This year the Zimbabwe International Book Fair (ZIBF) celebrated its 30th anniversary with a series of workshops, live book reading and exhibitions at various venues in the CBD including Harare Gardens, Crown Plaza Hotel and the Book Cafe.
Running under the theme Enabling creatives, writing, publishing and reading for Africa’s growth, the Book Fair ran from the 30 September to the 5 October and attracted scores of people including school children, writers, publishers and book lovers.
Churchill High school student Taona Mwaripa was pleased with what the Book Fair has one offer, saying that, “[it] gives us an opportunity to see new books on the market so that we can equip ourselves with the most recent information.”

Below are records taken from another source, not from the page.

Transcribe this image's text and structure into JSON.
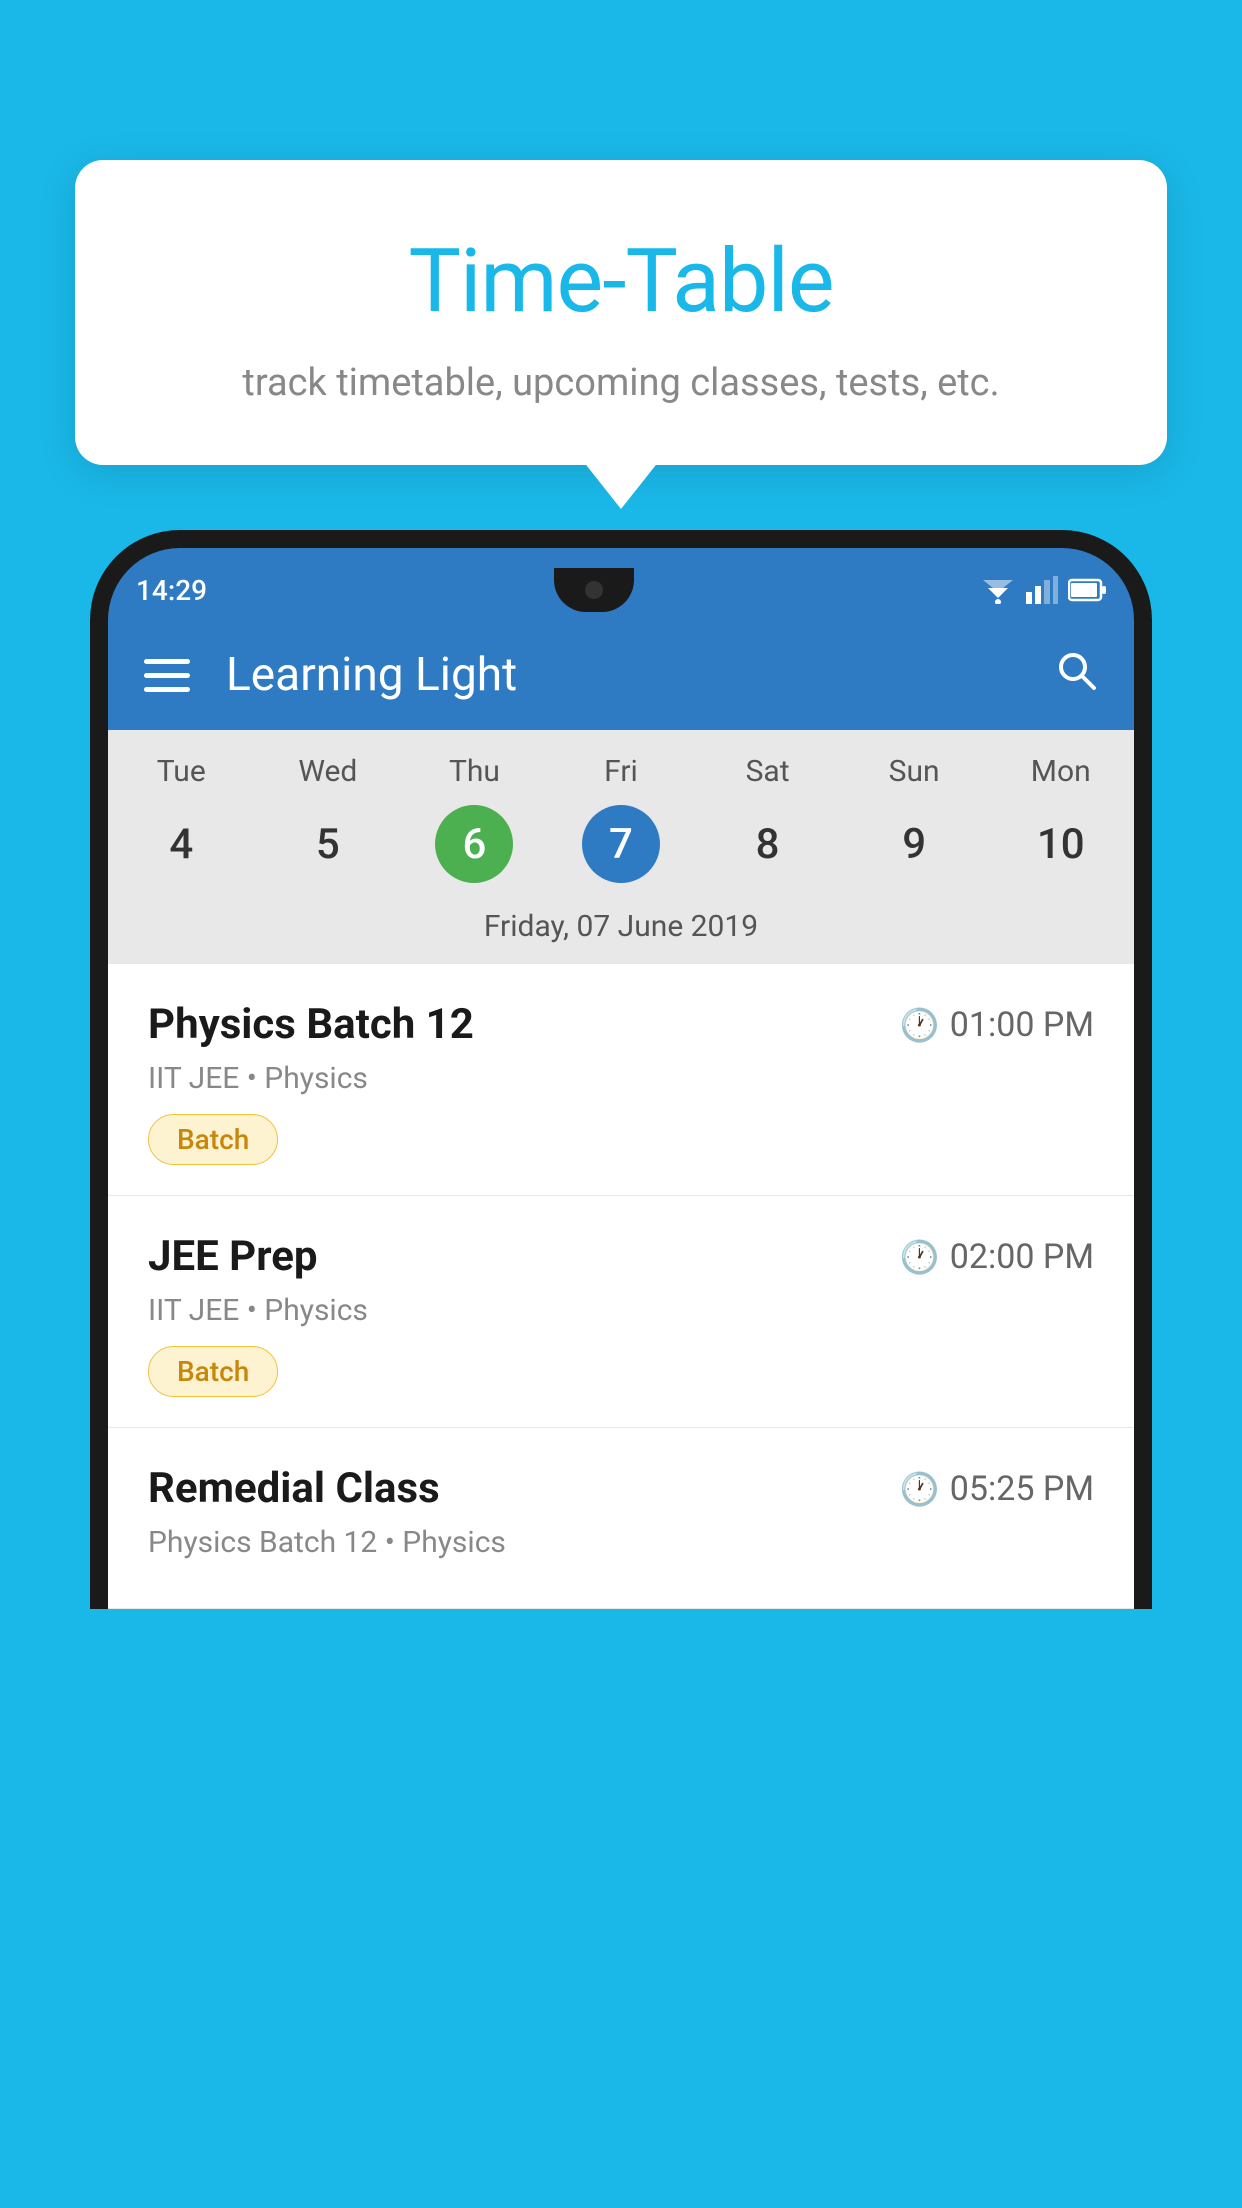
{
  "background_color": "#1ab8e8",
  "tooltip": {
    "title": "Time-Table",
    "subtitle": "track timetable, upcoming classes, tests, etc."
  },
  "status_bar": {
    "time": "14:29"
  },
  "app_bar": {
    "title": "Learning Light",
    "menu_label": "menu",
    "search_label": "search"
  },
  "calendar": {
    "selected_date_label": "Friday, 07 June 2019",
    "days": [
      {
        "label": "Tue",
        "num": "4",
        "type": "normal"
      },
      {
        "label": "Wed",
        "num": "5",
        "type": "normal"
      },
      {
        "label": "Thu",
        "num": "6",
        "type": "today"
      },
      {
        "label": "Fri",
        "num": "7",
        "type": "selected"
      },
      {
        "label": "Sat",
        "num": "8",
        "type": "normal"
      },
      {
        "label": "Sun",
        "num": "9",
        "type": "normal"
      },
      {
        "label": "Mon",
        "num": "10",
        "type": "normal"
      }
    ]
  },
  "schedule": [
    {
      "title": "Physics Batch 12",
      "time": "01:00 PM",
      "meta": "IIT JEE • Physics",
      "tag": "Batch"
    },
    {
      "title": "JEE Prep",
      "time": "02:00 PM",
      "meta": "IIT JEE • Physics",
      "tag": "Batch"
    },
    {
      "title": "Remedial Class",
      "time": "05:25 PM",
      "meta": "Physics Batch 12 • Physics",
      "tag": null
    }
  ]
}
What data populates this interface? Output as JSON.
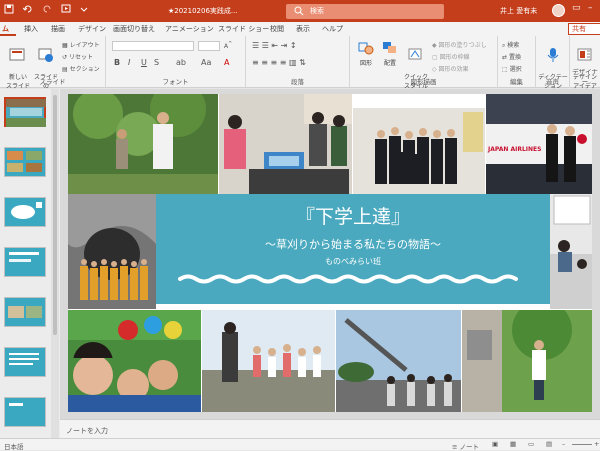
{
  "titlebar": {
    "doc_title": "★20210206実践成...",
    "search_label": "検索",
    "user_name": "井上 愛有未",
    "icons": [
      "save-icon",
      "undo-icon",
      "redo-icon",
      "start-from-beginning-icon",
      "customize-qat-icon"
    ]
  },
  "ribbon_tabs": [
    "ム",
    "挿入",
    "描画",
    "デザイン",
    "画面切り替え",
    "アニメーション",
    "スライド ショー",
    "校閲",
    "表示",
    "ヘルプ"
  ],
  "share_label": "共有",
  "ribbon": {
    "slides_group": {
      "label": "スライド",
      "new_slide": "新しい\nスライド",
      "reuse_slide": "スライドの\n再利用",
      "layout": "レイアウト",
      "reset": "リセット",
      "section": "セクション"
    },
    "font_group": {
      "label": "フォント",
      "bold": "B",
      "italic": "I",
      "underline": "U",
      "strike": "S",
      "font_color": "A"
    },
    "paragraph_group": {
      "label": "段落"
    },
    "drawing_group": {
      "label": "図形描画",
      "shapes": "図形",
      "arrange": "配置",
      "quick_styles": "クイック\nスタイル",
      "fill": "図形の塗りつぶし",
      "outline": "図形の枠線",
      "effects": "図形の効果"
    },
    "editing_group": {
      "label": "編集",
      "find": "検索",
      "replace": "置換",
      "select": "選択"
    },
    "voice_group": {
      "label": "音声",
      "dictate": "ディクテー\nション"
    },
    "designer_group": {
      "label": "デザイナー",
      "design_ideas": "デザイン\nアイデア"
    }
  },
  "slide": {
    "title": "『下学上達』",
    "subtitle": "～草刈りから始まる私たちの物語～",
    "team": "ものべみらい班",
    "airline_text": "JAPAN AIRLINES"
  },
  "notes_placeholder": "ノートを入力",
  "status": {
    "language": "日本語",
    "notes_btn": "ノート",
    "zoom_plus": "+"
  },
  "colors": {
    "accent": "#c43e1c",
    "banner": "#4aa9be"
  }
}
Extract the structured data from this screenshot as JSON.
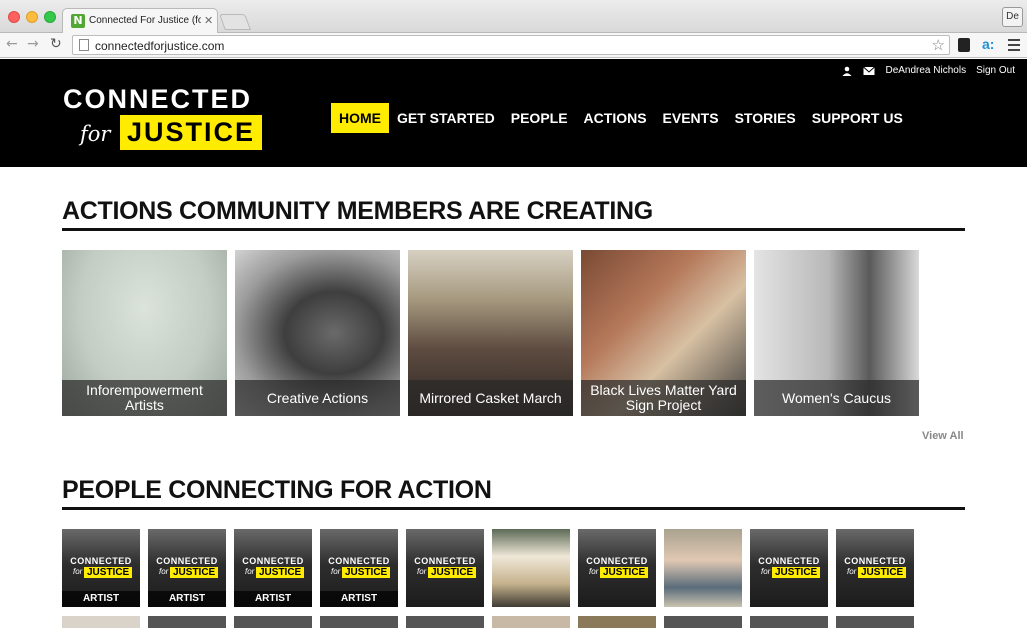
{
  "browser": {
    "tab_title": "Connected For Justice (for",
    "tab_favicon": "N",
    "url": "connectedforjustice.com",
    "profile_label": "De"
  },
  "header": {
    "logo_line1": "CONNECTED",
    "logo_for": "for",
    "logo_justice": "JUSTICE",
    "user_name": "DeAndrea Nichols",
    "sign_out": "Sign Out",
    "nav": [
      "HOME",
      "GET STARTED",
      "PEOPLE",
      "ACTIONS",
      "EVENTS",
      "STORIES",
      "SUPPORT US"
    ],
    "accent": "#ffec00"
  },
  "actions_section": {
    "title": "ACTIONS COMMUNITY MEMBERS ARE CREATING",
    "cards": [
      {
        "label": "Inforempowerment Artists"
      },
      {
        "label": "Creative Actions"
      },
      {
        "label": "Mirrored Casket March"
      },
      {
        "label": "Black Lives Matter Yard Sign Project"
      },
      {
        "label": "Women's Caucus"
      }
    ],
    "view_all": "View All"
  },
  "people_section": {
    "title": "PEOPLE CONNECTING FOR ACTION",
    "people": [
      {
        "role": "ARTIST",
        "type": "logo"
      },
      {
        "role": "ARTIST",
        "type": "logo"
      },
      {
        "role": "ARTIST",
        "type": "logo"
      },
      {
        "role": "ARTIST",
        "type": "logo"
      },
      {
        "role": "",
        "type": "logo"
      },
      {
        "role": "",
        "type": "photo"
      },
      {
        "role": "",
        "type": "logo"
      },
      {
        "role": "",
        "type": "photo"
      },
      {
        "role": "",
        "type": "logo"
      },
      {
        "role": "",
        "type": "logo"
      }
    ],
    "mini_logo_top": "CONNECTED",
    "mini_logo_for": "for",
    "mini_logo_justice": "JUSTICE"
  }
}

This year’s edition was moved from its regular slot at the end of July (29 July to 3 August) to last week’s schedule so as not to clash with the harmonized elections.
ZIBF executive board chairperson Musaemura Zimunya explained: “Given that we all experience an unusual concentration of energies, some positive, others negative, prior to, during and after the elections, we found it prudent to push our dates further back, however inconvenient it seemed at the time.”
The Book Fair had several programs targeting youth including the Young Persons Indaba, Live Literature Centre, Children’s Reading Tent and The Digital Zone.
A new feature this year were the literary evenings, which saw writers like Memory Chirere reading and discussing their work at the Book Café.
Running parallel to the Fair were a series of Indaba sessions held at Crown Plaza hotel, covering a variety of topics such as indigenous languages and knowledge systems, digitization, dialogue and tolerance in African communities, health and environment. Also on offer was a writers’ workshop themed: Writing for children now, which was well attended by different invited writers and guests from various organisations that represent writers, including Writers International Network Zimbabwe.
“As you may agree, it is very crucial for our literary and book sector to revisit this theme in the light of our changing society and technological revolutions that demand adjustment in order to remain relevant to our children and future citizens,” said Zimunya.
The 30th edition of the ZIBF was sponsored by Culture Fund in partnership with the European Union, Kopinor and Norcode and the British Council, and Hivos in partnership with the Royal Norwegian Embassy and the Office of the President of Zimbabwe.